When Veterans get together for the first time, they talk like old friends. A common vernacular spills out of folks who might have buried it in the civilian world. Jokes and war stories inevitably fly. No one asks, “What do you do?” but rather, “What unit were you in? What was your MOS?”
Before it even began, the Student Veterans of America Leadership Institute—an intensive two-day course focused on building and sustaining strong campus chapters—felt like a unit reunion.
The hotel bar buzzed with military jargon mingled with stories about fickle university officials and tales of stretched budgets and hard fought victories, like securing office space and raising Yellow Ribbon assistance.
Held at the Google headquarters in Mountain View, California in collaboration with Purdue University’s Military Family Research Institute, the course focused on what MFRI calls the 3-D model, which instructs student Vets on how to design, develop, and deliver an effective and influential Student Veteran Organization (SVO). SVA and MFRI jointly released a manual to help chapters along through the process.
The buildup of strong campus chapters comes at a crucial time, as troops rotate out of the military and back into the civilian world with education benefits in hand. More than 700,000 Veterans have used the Post-9/11 GI Bill since its creation in 2009, and VA expects more Veterans than ever to enroll in universities and colleges this fall.
As Veterans arrive at campus, so too must resources to help guide them. SVA chapter leaders have been instrumental in cementing support and resource, like boosting certification staff and establishing Veterans Centers, where Vets can study and decompress.

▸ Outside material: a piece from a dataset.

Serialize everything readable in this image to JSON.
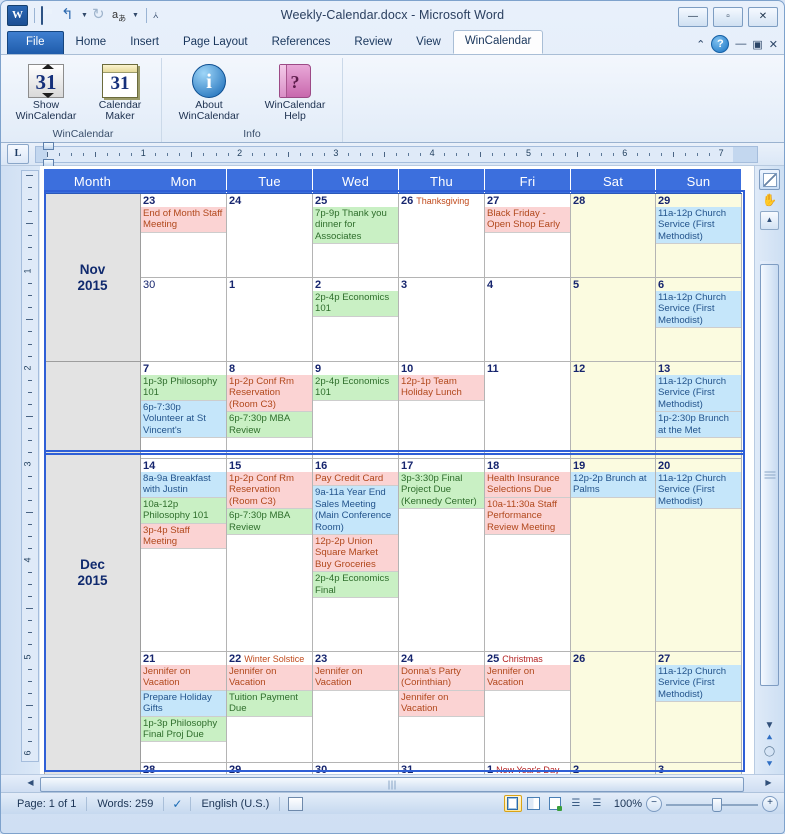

Strong local chapters enter a feedback loop with the national organization, which lobbies Congress on key bills and helps build awareness of the needs of student Veterans, which in turn helps reinforce chapters at the local level, says Michael Dakduk, a Marine Corps Veteran and executive director of SVA.
“We want to build a rapport at the national level so chapters can leverage that relationship on their campus,” Dakduk told me between breakout sessions at the Leadership Institute. “Sustainability is linked to the chapters, so we have to help implement those best practices.
The best practices learned at each university seemed to be exchanged more than war stories and tales from the dorm. Mike Tran, an Air Force Veteran with three tours in Iraq, told me his SVO at Cal State University at East Bay needed a shot in the arm after the previous president didn’t plan for a successor.
“I’m taking back ideas for budgeting, fundraising, and a few new ideas on how to raise awareness” on campus, said Tran, the current chapter president at CSU East Bay. The computer forensics major also learned a few tricks on how to use technology to help spread awareness and connect members.
Planning for leadership succession was an ongoing conversation throughout the summit, and many chapter leaders identified it as a key challenge. Alfred Sanalila, a Marine Corps Veteran and the SVO president at Gwinnett Technical College in Lawrenceville, Georgia, said he’s preparing for succession now by building continuity manuals with references, contacts, and lessons learned.
“You have to cultivate new leaders and keep momentum,” he said, otherwise a power vacuum occurs, like at Tran’s chapter, which leaves Vets scrambling for the fundamentals, distracting from the ultimate goal—to graduate Veterans.
While the chapter leaders and MFRI coaches mulled over local challenges like funding and faculty outreach, one Veteran addressed the group on the lack of discussion over the readiness of some student Vets to begin school.
“There is nobody asking these Veterans if they are ready to undertake a collegiate career. How many people have been honest with them about what this experience is really like?” said former Army MP and Iraq Veteran Ricardo Pereyda in a follow-up email. The president of the SVO at the University of Arizona added, “I love college, and I am thankful that I have stayed with it, but I wasn’t ready for the stress when I first started.”
Pereyda’s remarks drew a loud applause from Veterans who may have had similar challenges in the past.
With a strong emphasis on exporting best practices to the 50 chapters represented in Mountain View, perhaps that was the most important lesson. Transitioning from the military to the classroom can be difficult, especially after combat, and some Vets may be unprepared or in need of additional help. And that’s where the real power in SVA lies: a buddy network that feels like old friends, ready to carry each other through the next mission.